After the events of last weekend in Orlando, my head is reeling. And my heart feels like a brick. First, for the lives lost in the Orlando massacre. Second, for the fact that this is being seen as anything but a homophobic hate crime.
For many of us who came of age in/because of places like Pulse, the club provided a safe space. That space was violated in an unimaginably violent way last weekend.
In the summer of 1998, I embarked on a cross-country trip to San Francisco to do research for my undergraduate senior thesis. It was the first time I would participate in Pride. It was not the first time I wondered if I was bi.
That summer, I danced my way through several clubs in San Francisco, and always ended up at the Cafe. I don’t recall where it was (my memory is the Castro, but was it?) or how I ended up hanging out there; all I remember is the freedom of the dance floor. The safety. The embrace of that dance-beat-mixed-with-sweat-from-strangers-you-may-never-meet-again-but-feel-a-connection-with-because-you-both-stepped-foot-in-the-door.
In NYC later on, there was the Roxy. Cubbyhole. Henrietta’s. Meow Mix. Metropolitan.
Today, as a teacher educator in a cisgender partnership, with a baby and the sometimes fashion sense from the 60s, I tend to present as 100% straight.
But it hasn’t always been that way.
And without the safety of the club, I would never know myself the way that I do now.
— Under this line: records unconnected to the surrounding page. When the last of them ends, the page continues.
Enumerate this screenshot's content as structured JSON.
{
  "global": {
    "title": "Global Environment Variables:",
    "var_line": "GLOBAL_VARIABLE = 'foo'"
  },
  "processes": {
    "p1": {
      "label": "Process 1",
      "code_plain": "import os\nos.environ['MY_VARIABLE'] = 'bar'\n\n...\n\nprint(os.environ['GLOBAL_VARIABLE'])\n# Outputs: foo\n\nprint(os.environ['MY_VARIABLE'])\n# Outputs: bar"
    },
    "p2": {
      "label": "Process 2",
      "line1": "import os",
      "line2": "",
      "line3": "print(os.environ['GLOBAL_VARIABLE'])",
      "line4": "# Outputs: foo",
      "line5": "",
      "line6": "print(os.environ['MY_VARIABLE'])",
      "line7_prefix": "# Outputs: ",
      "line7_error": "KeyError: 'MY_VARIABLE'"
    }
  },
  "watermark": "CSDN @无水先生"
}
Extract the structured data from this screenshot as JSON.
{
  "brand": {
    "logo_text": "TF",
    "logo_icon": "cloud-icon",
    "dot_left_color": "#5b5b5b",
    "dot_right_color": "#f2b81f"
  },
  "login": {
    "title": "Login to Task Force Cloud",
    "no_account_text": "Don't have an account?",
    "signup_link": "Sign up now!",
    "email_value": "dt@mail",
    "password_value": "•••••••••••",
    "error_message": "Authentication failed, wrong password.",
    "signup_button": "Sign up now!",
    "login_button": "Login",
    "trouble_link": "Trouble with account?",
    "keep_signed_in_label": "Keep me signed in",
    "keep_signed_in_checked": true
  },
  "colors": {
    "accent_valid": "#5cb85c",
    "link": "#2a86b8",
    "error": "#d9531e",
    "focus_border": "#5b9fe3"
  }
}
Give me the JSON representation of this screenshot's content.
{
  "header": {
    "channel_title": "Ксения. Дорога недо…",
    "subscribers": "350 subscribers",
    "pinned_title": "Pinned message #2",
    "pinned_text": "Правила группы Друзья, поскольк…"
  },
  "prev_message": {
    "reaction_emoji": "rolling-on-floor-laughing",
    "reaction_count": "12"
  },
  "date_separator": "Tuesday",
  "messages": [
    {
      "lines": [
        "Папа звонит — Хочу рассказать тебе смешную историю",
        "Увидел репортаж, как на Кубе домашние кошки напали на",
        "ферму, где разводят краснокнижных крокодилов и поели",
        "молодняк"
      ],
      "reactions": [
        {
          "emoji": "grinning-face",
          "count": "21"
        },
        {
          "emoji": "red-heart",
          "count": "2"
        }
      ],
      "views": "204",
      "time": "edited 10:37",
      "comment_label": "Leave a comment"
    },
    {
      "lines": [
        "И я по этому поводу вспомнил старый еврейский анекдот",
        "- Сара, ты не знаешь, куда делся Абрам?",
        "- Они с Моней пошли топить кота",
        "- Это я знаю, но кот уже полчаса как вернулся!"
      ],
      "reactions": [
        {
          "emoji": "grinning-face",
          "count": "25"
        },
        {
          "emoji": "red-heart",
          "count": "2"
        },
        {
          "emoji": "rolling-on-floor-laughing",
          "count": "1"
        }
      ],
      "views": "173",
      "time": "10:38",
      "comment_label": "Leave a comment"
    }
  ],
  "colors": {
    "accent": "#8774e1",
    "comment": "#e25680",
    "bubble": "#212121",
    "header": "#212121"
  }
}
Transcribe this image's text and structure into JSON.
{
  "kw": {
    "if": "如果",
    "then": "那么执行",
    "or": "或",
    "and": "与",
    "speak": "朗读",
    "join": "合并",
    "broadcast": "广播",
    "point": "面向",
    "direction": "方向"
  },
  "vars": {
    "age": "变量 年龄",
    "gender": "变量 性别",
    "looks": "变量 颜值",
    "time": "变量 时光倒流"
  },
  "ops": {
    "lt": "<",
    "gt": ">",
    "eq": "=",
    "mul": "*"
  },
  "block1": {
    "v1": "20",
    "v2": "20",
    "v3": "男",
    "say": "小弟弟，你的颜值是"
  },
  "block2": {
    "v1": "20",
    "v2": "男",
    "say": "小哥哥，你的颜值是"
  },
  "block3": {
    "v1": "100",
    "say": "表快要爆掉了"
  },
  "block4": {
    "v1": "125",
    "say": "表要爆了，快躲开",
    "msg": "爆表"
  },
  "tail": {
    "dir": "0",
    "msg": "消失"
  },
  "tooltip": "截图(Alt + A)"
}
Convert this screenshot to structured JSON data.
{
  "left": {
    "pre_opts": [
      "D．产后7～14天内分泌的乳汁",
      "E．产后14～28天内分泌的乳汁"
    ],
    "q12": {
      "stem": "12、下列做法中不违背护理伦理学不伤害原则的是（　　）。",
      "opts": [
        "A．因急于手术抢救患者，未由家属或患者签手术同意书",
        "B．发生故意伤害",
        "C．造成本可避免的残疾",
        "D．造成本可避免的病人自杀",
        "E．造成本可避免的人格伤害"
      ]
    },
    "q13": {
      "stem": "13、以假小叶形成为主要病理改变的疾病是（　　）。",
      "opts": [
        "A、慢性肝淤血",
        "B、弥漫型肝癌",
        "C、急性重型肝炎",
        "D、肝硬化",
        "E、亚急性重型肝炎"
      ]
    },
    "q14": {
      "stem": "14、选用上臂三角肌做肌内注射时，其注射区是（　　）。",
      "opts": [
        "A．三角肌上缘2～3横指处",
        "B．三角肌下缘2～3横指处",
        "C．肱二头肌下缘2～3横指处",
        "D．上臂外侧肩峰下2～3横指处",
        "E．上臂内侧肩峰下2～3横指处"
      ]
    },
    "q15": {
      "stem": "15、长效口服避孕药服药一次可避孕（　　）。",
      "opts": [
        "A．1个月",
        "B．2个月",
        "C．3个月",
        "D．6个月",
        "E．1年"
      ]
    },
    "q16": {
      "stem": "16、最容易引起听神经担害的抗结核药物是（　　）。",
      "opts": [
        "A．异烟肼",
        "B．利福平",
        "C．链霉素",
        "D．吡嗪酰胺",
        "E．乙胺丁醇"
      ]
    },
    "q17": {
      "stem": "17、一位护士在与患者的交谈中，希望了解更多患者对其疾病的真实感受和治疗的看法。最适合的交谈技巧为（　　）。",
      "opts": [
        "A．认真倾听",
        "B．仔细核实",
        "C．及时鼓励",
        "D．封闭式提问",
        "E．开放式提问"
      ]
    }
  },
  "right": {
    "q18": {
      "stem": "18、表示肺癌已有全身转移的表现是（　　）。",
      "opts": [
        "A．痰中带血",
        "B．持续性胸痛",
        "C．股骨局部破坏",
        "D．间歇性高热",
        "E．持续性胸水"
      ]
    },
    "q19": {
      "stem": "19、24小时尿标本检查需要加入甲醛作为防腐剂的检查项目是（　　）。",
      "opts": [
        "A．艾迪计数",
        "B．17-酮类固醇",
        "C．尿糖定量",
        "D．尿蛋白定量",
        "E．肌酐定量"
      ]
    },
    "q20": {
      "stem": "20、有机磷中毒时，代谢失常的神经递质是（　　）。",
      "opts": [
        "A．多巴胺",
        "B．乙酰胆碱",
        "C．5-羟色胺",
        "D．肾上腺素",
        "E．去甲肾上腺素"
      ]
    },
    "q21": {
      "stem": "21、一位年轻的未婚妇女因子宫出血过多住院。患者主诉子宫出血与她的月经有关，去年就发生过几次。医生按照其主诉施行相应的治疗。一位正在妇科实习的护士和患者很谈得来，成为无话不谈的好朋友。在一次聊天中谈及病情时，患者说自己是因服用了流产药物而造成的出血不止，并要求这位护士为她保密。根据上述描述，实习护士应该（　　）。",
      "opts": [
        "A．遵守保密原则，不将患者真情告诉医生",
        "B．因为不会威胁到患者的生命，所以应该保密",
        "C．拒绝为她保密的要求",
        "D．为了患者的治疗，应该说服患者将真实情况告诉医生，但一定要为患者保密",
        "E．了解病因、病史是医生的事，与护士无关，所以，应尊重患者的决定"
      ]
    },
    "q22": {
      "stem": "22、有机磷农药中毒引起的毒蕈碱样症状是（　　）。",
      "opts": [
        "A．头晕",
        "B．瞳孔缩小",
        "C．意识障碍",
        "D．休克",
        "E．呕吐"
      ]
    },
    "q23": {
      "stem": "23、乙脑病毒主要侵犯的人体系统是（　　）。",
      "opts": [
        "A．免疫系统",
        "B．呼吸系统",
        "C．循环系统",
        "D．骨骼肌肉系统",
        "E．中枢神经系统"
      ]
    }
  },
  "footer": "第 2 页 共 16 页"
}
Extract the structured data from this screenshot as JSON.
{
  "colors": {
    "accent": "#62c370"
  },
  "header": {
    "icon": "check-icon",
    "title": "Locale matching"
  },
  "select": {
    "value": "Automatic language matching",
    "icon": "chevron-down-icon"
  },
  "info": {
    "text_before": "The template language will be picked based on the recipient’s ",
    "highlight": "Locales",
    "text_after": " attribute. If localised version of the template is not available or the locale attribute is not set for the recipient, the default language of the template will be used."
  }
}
I look forward to a day when I wake up in the morning and there has been no attack on communities of color or the LGBTQI community. Some people who were at Pulse last weekend were there seeking refuge from an otherwise hateful, marginalizing, and brutal world. Now many of them will never have the opportunity to be in this world, period.
My heart and soul stand with Orlando and the families and loved ones of those who lost their lives.